Take each line from the entries that holds "Please" and copy it out.
*** Begin section ***
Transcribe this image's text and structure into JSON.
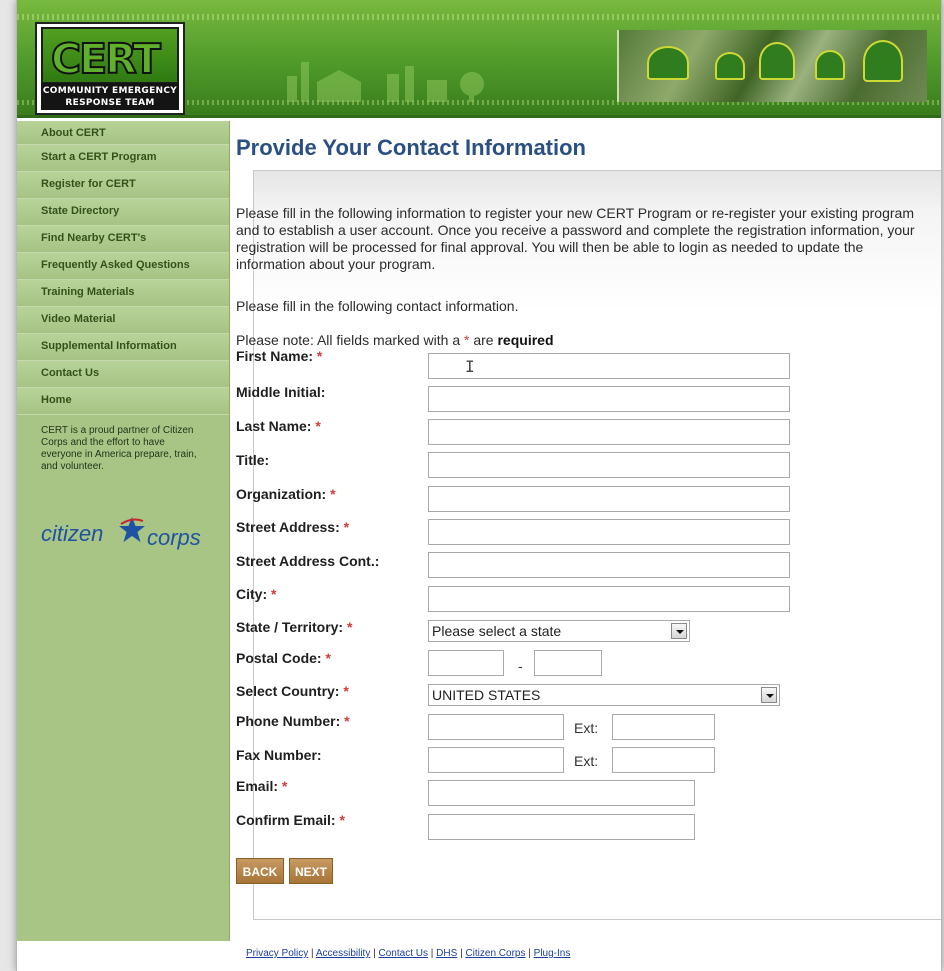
{
  "header": {
    "logo_word": "CERT",
    "logo_sub_line1": "COMMUNITY EMERGENCY",
    "logo_sub_line2": "RESPONSE TEAM"
  },
  "sidebar": {
    "items": [
      {
        "label": "About CERT"
      },
      {
        "label": "Start a CERT Program"
      },
      {
        "label": "Register for CERT"
      },
      {
        "label": "State Directory"
      },
      {
        "label": "Find Nearby CERT's"
      },
      {
        "label": "Frequently Asked Questions"
      },
      {
        "label": "Training Materials"
      },
      {
        "label": "Video Material"
      },
      {
        "label": "Supplemental Information"
      },
      {
        "label": "Contact Us"
      },
      {
        "label": "Home"
      }
    ],
    "partner_text": "CERT is a proud partner of Citizen Corps and the effort to have everyone in America prepare, train, and volunteer.",
    "cc_logo_left": "citizen",
    "cc_logo_right": "corps"
  },
  "main": {
    "title": "Provide Your Contact Information",
    "intro": "Please fill in the following information to register your new CERT Program or re-register your existing program and to establish a user account. Once you receive a password and complete the registration information, your registration will be processed for final approval. You will then be able to login as needed to update the information about your program.",
    "intro2": "Please fill in the following contact information.",
    "note_prefix": "Please note: All fields marked with a",
    "note_star": "*",
    "note_mid": "are",
    "note_bold": "required",
    "required_marker": "*"
  },
  "form": {
    "first_name": "First Name:",
    "middle_initial": "Middle Initial:",
    "last_name": "Last Name:",
    "title": "Title:",
    "organization": "Organization:",
    "street_address": "Street Address:",
    "street_address_cont": "Street Address Cont.:",
    "city": "City:",
    "state": "State / Territory:",
    "state_value": "Please select a state",
    "postal_code": "Postal Code:",
    "postal_dash": "-",
    "country": "Select Country:",
    "country_value": "UNITED STATES",
    "phone": "Phone Number:",
    "fax": "Fax Number:",
    "ext": "Ext:",
    "email": "Email:",
    "confirm_email": "Confirm Email:",
    "back_label": "BACK",
    "next_label": "NEXT"
  },
  "footer": {
    "links": [
      "Privacy Policy",
      "Accessibility",
      "Contact Us",
      "DHS",
      "Citizen Corps",
      "Plug-Ins"
    ],
    "separator": "|"
  },
  "colors": {
    "header_green": "#4f9a2a",
    "sidebar_green": "#a8c585",
    "title_blue": "#2a4f83",
    "required_red": "#d63a3a",
    "button_brown": "#b07d40"
  }
}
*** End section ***
• The completed task:
    "intro": "Please fill in the following information to register your new CERT Program or re-register your existing program and to establish a user account. Once you receive a password and complete the registration information, your registration will be processed for final approval. You will then be able to login as needed to update the information about your program.",
    "intro2": "Please fill in the following contact information.",
    "note_prefix": "Please note: All fields marked with a",
    "state_value": "Please select a state",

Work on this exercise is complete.